Visions is a career retrospective of the short fantasy and science fiction of area writer Lawrence C. Connolly. It's the sort of collection that gives genre fiction a good name.
For some three decades, Connolly's written for periodicals like Amazing Stories and Isaac Asimov's Science Fiction Magazine, and he offers his share of ghosts, monsters and interplanetary travelers. But the stories in Visions (Fantasist Enterprises) display an unusual degree of humanism and a deep regard for (of all things, in science fiction) nature. Best of all, perhaps, Connolly writes good sentences.
Take the futuristic "Flow," whose bestiary includes machines that are actually genetically designed organisms, some of which have gone feral. Connolly's narrator sets one scene thus: "A triad of wild machines huddled on the concave pavement, their low carriages and flattened backs suggesting that their ancestors had been used for hauling loads. Like most wild things, their eyes had lost the dim submissiveness of machined intellect."
Through most of these 21 stories, Connolly maintains form. His prose, though seldom showy and always in the service of narrative, is clean, clear and evocative. He even puts his years as a student in a Catholic grade school to good use in conjuring the darkly comic vampire thriller "Buckeye and Spitball."
Other highlights include "Julie of the Shadows" and "Rope the Hornet." Both evoke hard-boiled fiction.

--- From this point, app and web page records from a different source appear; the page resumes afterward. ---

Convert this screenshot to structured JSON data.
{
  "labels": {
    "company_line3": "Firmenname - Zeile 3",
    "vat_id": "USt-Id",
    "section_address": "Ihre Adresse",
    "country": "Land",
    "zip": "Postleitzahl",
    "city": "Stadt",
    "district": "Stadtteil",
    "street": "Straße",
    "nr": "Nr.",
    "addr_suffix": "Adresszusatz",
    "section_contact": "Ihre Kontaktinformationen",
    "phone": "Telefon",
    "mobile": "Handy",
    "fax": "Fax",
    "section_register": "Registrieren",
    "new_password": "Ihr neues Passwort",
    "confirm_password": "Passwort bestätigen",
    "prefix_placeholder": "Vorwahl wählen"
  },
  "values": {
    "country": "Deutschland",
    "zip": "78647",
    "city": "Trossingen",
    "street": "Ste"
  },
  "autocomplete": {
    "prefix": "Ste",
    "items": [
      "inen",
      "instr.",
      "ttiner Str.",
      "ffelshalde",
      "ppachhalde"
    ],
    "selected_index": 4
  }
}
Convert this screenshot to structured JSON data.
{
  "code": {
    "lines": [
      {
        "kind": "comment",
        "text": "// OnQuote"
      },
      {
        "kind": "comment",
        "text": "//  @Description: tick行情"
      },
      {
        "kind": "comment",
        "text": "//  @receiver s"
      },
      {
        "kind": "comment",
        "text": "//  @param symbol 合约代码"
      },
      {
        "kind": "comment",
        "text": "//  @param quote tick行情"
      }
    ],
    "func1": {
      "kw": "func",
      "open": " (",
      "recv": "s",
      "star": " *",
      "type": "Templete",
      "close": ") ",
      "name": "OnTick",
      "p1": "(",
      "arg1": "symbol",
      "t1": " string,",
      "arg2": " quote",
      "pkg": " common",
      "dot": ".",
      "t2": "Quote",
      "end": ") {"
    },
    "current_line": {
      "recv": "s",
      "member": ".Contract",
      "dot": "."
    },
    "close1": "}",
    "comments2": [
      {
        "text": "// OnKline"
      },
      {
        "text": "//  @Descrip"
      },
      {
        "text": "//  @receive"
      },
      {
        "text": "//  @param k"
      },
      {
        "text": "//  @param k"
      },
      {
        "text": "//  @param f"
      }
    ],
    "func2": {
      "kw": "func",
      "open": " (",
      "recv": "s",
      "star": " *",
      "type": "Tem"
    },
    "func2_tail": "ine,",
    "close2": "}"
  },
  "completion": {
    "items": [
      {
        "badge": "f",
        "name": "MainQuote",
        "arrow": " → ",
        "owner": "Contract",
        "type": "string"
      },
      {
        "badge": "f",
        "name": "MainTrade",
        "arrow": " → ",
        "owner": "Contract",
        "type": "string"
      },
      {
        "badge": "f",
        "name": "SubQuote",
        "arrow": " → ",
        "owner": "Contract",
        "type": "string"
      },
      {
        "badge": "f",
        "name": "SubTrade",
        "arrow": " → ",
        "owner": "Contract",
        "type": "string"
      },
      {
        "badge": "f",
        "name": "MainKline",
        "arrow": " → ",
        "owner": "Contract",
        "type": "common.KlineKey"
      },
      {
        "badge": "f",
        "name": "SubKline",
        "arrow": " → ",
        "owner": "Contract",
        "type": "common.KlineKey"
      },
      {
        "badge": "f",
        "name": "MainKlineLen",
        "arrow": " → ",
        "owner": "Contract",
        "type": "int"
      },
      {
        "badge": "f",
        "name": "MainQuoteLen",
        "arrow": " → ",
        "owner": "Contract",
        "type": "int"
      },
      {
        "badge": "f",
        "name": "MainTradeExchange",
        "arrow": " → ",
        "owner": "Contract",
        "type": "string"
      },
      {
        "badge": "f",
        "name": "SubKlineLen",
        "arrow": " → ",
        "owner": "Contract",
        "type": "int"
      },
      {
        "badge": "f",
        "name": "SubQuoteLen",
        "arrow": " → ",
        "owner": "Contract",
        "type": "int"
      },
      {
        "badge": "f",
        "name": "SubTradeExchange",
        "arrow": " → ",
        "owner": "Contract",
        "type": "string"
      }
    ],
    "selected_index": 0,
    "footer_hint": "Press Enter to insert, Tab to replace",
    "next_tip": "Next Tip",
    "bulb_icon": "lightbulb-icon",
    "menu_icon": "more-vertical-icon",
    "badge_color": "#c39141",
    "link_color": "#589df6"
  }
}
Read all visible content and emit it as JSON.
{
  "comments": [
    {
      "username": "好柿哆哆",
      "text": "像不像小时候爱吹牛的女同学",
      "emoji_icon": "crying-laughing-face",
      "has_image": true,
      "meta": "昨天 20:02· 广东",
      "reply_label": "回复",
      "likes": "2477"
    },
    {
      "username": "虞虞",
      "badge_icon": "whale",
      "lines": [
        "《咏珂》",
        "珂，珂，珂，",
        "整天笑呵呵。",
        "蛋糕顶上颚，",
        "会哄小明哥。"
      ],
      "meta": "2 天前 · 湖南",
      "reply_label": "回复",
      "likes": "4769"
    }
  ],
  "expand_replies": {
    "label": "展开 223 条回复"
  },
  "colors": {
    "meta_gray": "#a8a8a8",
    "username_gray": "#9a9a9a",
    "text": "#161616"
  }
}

The former, about a young man helping an older man find a lost love in a dystopian future Pittsburgh, is notable for its scene setting and surprisingly empathetic characters. (Some of them, denizens of a planet where even resources have been outsourced, are part-machine former outer-space miners.) The latter story is a genre hybrid slamming low-rent crooks into a space-alien scout via a convenience-store holdup. It's devilishly clever: The off-planet visitor is a tiny creature hidden in a faux-human robot, though his form isn't revealed until the story's climax.
Admittedly, science fiction holds pitfalls for a literary stylist; where else would one be tempted to write, "Alpha's voice rose from the audile implants in Cara's ears, breaking her concentration as she finished calibrating the integration chamber."
But even the story containing that notably geekish sentence, "Daughters of Prime," is an entertaining and intriguing piece of work. It's actually part two of an adventure novella, published in its entirety here and set in another of Connolly's vivid imaginary worlds. Connolly's depiction of a team of female action heros is refreshingly feminist. And, in a smart bit of social commentary, in this story, knowing the native language is as important as shooting straight.
Still, the chief gem in Visions might be "Beerwulf," a comic retelling of the Saxon legend (a la John Gardner's Grendel) from the point of view of Grendel's heretofore-unknown smarter brothers. In a genre seldom noted for its humor, it's a fluidly crafted, sparklingly revisionist yarn that made me laugh out loud.
Connolly grew up partly in Oakland. He now lives in Moon Township, and teaches creative writing at schools including Sewickley Academy and Seton Hill University. Visions, featuring non-story-specific illustrations by Nathaniel G. Sawyers, is available for $16 from www.FEBooks.net.